Segment Open
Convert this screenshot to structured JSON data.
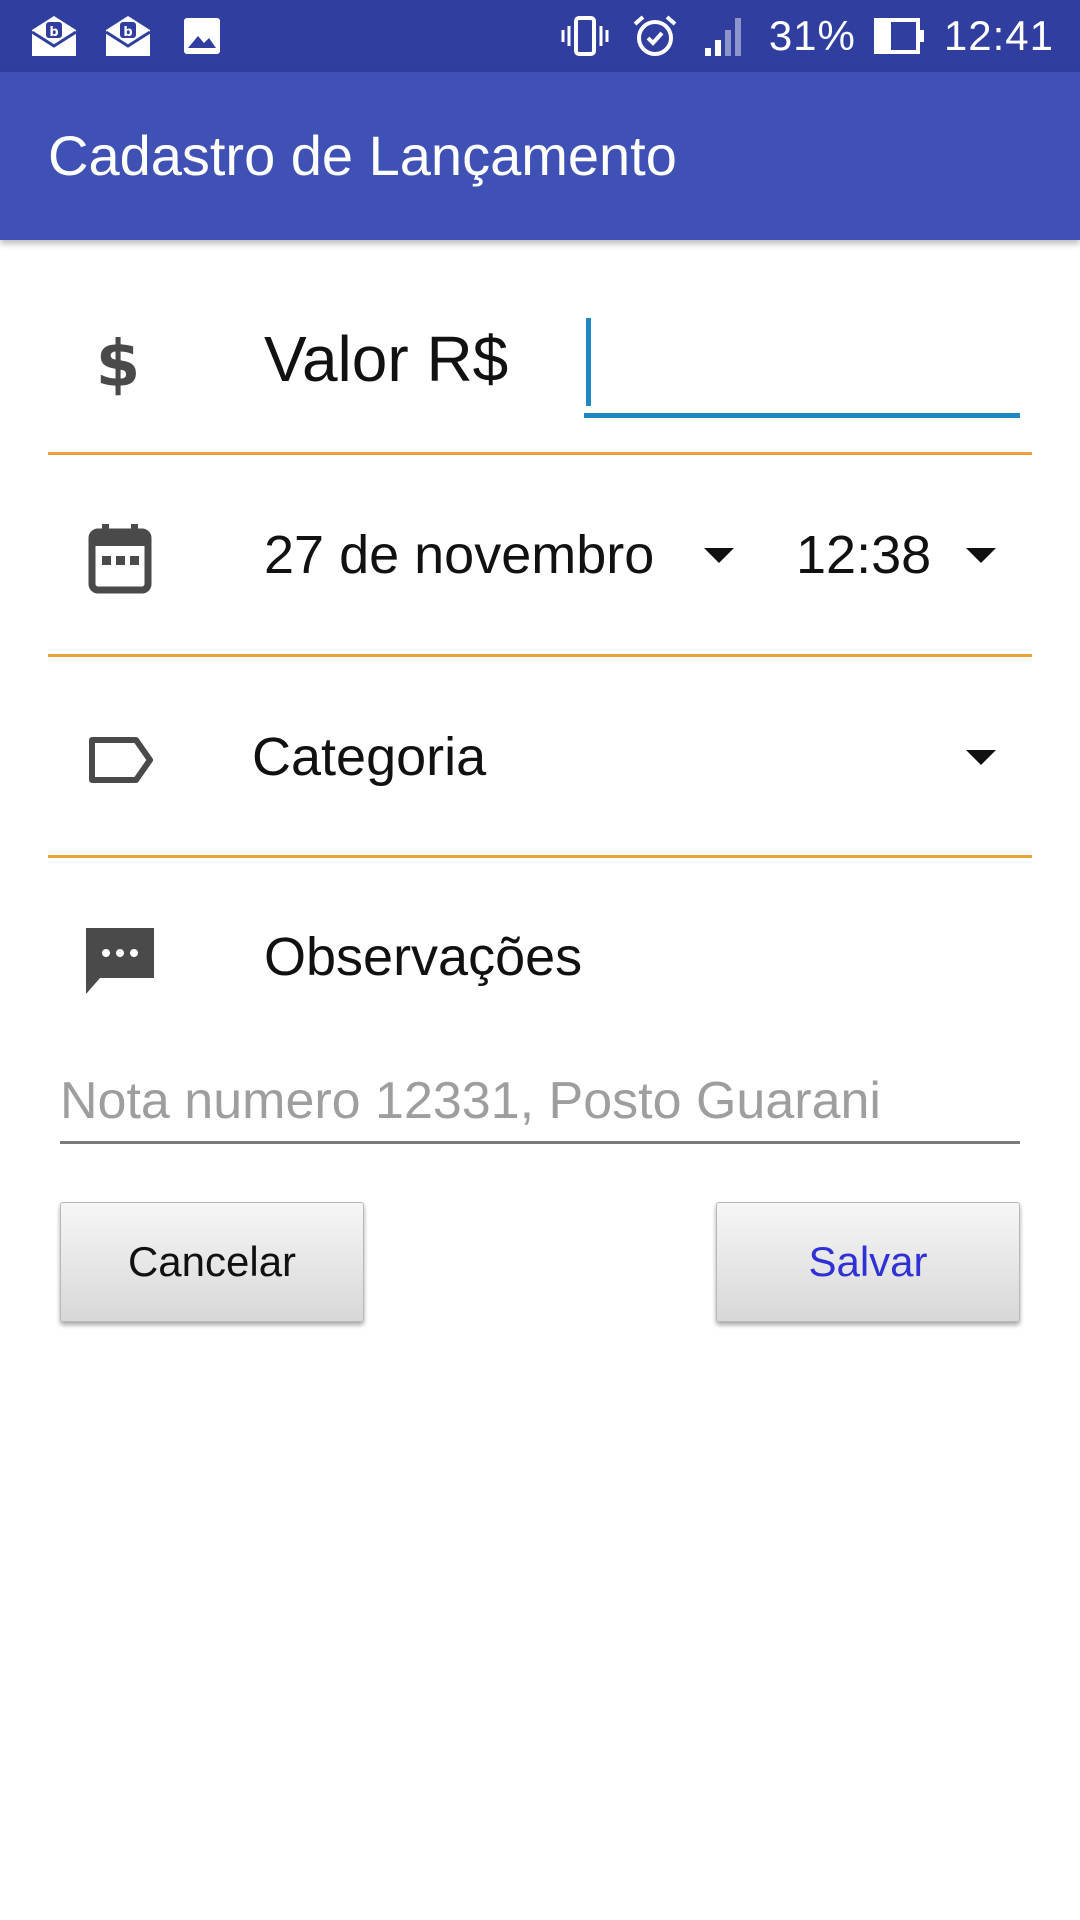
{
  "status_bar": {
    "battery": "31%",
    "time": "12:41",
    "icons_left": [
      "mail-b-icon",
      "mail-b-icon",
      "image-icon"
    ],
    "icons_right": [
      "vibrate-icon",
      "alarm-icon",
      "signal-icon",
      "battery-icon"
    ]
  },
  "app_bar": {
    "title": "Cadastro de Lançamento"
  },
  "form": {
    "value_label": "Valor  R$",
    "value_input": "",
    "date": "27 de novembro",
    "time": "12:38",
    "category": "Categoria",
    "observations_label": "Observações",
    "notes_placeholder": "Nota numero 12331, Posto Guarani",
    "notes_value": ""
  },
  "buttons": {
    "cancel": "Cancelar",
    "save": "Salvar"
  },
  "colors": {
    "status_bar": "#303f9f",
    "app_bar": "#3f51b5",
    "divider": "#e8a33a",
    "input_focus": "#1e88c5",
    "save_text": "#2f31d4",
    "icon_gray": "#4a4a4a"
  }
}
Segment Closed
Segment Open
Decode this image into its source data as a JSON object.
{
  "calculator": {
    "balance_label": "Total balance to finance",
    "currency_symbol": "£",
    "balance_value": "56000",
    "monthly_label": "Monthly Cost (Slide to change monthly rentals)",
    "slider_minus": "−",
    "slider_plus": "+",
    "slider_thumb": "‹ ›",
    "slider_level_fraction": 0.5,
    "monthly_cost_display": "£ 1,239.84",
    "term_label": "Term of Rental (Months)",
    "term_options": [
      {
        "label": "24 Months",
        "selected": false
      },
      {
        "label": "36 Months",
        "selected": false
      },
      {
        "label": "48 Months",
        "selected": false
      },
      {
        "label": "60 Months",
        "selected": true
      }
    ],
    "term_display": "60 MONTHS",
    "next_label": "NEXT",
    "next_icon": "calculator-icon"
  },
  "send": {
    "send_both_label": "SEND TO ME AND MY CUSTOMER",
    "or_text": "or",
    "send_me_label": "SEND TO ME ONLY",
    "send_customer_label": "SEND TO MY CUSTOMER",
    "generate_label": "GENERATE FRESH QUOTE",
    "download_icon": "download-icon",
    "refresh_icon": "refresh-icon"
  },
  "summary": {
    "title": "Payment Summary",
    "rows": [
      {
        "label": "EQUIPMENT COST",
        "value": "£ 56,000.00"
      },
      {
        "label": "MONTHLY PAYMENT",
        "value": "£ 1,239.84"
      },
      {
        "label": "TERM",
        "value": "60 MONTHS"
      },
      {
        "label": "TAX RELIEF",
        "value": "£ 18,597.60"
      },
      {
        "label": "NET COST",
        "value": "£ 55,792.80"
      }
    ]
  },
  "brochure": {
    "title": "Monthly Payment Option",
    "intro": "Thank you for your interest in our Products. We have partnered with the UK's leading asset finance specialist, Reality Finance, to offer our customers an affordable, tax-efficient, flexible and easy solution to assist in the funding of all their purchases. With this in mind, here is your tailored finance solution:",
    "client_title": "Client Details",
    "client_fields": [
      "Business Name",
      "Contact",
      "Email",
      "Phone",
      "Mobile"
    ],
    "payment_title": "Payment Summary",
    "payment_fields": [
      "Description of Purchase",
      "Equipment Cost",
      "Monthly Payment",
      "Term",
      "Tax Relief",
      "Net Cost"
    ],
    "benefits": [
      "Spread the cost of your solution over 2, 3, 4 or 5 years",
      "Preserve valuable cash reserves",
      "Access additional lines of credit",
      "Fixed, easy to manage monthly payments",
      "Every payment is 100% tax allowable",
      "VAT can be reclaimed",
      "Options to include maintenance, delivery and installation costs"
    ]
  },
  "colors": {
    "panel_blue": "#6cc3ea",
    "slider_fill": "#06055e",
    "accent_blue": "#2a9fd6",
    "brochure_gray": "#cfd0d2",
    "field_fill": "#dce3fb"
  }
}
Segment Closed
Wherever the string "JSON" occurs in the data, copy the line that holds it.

Convert this screenshot to structured JSON data.
Decode this image into its source data as a JSON object.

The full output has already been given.